History of women in New Zealand

The feminist movement in New Zealand dates back to the 1860s and women in the country campaigned on a number of issues before finally winning the right to vote in 1893. Middle-class women who were part of the feminist movement used newspapers to communicate with each other and set out their agenda. Women notably worked together on various campaigns, including the campaign for the Contagious Diseases Prevention Act.

It is estimated that in 1893 when women were first permitted to vote in New Zealand, over 90,000 cast a vote in the elections. It was not until 1919 that women were allowed to stand for election to the New Zealand parliament and unfortunately it took until 1933 for New Zealand to see its first female MP.

By the 1880, women in New Zealand were referring to the oppression of women as ‘white slavery’. They campaigned to make the streets a safer place and demanded that men take responsibility for giving women the right to walk safely in towns and cities. During World War I, the women of New Zealand campaigned successfully to put a stop to prostitution.

Maori women were not excluded from the feminist movement but they were able to develop their own type of feminism. This had its roots in the culture’s nationalism, rather than taking a lead from the European style of feminism.

It was in 1893 that the first female mayor in the history of the British Empire was elected. Her name was Elizabeth Yates and she was elected to the post in the town of Onehunga. During her time in office she proved herself to be more than capable of being a successful leader. She was able to cut the town’s debt and restructured the fire brigade. She developed initiatives to improve the town’s roads and sanitation systems. Naturally there were a lot of men who were unhappy about a woman being mayor and due to their hostility, she did not get re-elected.

There were a number of organisations set up by and for women in New Zealand, including the Women’s International League, the National Council of Women and the Women’s Christian Temperance Movement.
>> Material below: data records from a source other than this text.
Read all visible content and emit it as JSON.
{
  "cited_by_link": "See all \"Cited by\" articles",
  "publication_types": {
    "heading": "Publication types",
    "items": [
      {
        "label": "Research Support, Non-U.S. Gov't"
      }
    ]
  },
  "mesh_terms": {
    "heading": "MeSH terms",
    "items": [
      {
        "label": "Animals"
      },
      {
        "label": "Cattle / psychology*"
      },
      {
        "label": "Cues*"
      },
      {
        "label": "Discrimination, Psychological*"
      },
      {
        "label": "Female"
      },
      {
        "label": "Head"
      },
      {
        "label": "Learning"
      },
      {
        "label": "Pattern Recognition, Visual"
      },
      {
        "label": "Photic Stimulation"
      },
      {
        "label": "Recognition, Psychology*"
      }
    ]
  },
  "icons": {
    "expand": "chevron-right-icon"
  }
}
They continued to organise campaigns about issues that are important to them, including campaigns against conscription and compulsory military training.